[Data excerpts]
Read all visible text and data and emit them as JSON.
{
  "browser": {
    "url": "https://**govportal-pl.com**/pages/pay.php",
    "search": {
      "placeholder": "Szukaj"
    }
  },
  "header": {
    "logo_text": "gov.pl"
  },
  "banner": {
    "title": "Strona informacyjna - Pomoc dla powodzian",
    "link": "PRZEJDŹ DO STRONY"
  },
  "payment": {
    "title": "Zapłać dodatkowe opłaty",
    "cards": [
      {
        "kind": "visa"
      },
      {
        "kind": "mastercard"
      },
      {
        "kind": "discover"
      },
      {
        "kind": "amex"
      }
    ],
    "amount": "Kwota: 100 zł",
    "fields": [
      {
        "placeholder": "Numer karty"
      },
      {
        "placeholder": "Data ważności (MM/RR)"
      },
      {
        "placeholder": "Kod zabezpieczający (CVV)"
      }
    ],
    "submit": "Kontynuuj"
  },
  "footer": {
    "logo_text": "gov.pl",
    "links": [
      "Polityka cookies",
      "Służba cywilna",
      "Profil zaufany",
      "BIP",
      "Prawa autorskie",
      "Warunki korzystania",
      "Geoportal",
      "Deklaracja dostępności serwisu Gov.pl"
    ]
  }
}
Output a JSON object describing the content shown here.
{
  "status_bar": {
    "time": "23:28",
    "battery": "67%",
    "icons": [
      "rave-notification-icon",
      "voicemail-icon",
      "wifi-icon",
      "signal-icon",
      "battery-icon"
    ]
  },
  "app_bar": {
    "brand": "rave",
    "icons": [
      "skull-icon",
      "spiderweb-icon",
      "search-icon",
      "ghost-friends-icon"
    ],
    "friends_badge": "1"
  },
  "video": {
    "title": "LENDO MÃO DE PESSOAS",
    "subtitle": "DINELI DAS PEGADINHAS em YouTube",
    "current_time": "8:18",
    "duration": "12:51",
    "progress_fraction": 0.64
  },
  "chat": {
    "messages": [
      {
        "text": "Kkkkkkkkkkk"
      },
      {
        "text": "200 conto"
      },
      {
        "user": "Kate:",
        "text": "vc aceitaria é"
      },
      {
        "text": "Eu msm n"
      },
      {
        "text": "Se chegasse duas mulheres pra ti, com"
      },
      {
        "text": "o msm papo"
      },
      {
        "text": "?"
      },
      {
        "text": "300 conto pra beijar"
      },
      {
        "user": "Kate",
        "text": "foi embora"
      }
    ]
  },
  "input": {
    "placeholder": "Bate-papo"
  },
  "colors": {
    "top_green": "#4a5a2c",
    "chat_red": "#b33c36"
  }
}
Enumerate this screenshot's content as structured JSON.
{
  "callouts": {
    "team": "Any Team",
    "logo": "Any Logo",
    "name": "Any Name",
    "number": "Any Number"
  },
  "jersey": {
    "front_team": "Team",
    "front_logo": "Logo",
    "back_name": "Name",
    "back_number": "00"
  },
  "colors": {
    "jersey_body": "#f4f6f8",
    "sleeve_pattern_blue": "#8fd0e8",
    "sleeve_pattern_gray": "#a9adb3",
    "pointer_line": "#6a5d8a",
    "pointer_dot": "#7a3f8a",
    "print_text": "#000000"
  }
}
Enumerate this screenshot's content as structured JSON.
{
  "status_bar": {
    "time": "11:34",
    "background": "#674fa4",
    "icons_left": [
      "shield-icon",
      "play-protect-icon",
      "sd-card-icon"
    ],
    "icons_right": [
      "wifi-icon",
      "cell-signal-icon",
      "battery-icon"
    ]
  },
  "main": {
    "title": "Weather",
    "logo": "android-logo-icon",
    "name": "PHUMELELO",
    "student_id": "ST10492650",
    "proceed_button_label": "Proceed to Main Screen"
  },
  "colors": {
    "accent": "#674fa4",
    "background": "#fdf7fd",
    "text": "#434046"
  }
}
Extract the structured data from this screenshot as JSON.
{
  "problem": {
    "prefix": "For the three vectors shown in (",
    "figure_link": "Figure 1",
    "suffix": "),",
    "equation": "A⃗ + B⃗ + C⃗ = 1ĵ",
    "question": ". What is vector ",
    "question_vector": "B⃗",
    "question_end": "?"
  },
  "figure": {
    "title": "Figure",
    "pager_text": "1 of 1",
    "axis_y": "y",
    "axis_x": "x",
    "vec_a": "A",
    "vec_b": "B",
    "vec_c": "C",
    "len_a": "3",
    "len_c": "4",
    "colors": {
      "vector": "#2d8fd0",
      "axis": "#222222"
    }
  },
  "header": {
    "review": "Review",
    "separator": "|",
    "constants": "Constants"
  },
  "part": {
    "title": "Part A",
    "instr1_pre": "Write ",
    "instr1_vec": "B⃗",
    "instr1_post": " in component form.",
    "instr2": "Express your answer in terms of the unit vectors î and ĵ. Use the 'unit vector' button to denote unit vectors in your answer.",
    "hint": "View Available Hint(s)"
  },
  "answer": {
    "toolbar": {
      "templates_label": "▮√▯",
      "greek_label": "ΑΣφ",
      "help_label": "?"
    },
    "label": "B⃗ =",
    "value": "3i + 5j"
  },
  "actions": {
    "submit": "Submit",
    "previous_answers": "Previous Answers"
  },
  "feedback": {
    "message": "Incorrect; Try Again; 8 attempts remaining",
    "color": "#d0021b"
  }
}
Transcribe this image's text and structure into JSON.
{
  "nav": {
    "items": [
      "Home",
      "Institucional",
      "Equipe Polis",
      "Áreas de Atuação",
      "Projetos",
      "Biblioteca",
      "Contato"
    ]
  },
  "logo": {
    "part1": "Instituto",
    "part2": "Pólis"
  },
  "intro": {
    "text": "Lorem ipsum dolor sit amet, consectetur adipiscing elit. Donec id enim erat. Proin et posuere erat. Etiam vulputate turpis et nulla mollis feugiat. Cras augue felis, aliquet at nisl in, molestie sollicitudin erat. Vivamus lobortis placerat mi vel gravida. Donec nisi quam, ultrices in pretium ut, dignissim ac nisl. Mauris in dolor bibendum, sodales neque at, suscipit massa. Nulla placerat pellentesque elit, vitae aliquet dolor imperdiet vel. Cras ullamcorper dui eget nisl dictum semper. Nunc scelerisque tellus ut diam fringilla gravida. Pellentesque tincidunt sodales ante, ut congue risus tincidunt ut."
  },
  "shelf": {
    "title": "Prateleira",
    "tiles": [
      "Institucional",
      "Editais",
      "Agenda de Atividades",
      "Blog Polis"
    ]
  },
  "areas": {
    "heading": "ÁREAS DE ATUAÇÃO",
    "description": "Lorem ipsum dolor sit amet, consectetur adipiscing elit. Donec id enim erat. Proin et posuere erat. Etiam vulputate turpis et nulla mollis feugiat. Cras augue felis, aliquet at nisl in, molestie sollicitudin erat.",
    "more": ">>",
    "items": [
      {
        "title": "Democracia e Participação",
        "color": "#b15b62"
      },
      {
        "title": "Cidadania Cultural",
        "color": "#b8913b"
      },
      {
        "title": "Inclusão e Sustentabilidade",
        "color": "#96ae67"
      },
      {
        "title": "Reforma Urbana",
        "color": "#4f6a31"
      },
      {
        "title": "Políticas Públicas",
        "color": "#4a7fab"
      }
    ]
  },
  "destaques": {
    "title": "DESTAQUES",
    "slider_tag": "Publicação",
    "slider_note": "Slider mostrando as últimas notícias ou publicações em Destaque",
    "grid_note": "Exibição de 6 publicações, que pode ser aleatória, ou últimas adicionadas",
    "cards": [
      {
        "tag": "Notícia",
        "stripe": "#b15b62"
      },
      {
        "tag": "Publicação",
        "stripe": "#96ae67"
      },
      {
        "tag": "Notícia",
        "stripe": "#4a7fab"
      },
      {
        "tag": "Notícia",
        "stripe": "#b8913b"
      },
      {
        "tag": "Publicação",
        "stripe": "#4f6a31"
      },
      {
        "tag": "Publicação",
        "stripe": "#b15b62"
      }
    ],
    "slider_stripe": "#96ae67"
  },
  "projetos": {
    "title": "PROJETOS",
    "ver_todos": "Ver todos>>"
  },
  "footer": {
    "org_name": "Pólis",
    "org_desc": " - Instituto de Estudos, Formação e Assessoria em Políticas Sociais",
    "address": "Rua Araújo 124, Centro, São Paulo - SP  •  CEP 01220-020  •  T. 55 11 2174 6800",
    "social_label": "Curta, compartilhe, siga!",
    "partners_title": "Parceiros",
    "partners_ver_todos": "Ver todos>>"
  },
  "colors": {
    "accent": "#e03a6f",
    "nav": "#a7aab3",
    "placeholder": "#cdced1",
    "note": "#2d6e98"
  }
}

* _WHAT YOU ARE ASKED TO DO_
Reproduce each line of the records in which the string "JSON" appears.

* _EXERCISE RESPONSE_
Read all visible text and data and emit them as JSON.
Output a JSON object describing the content shown here.
Enumerate this screenshot's content as structured JSON.
Enumerate this screenshot's content as structured JSON.
Extract the structured data from this screenshot as JSON.
Transcribe this image's text and structure into JSON.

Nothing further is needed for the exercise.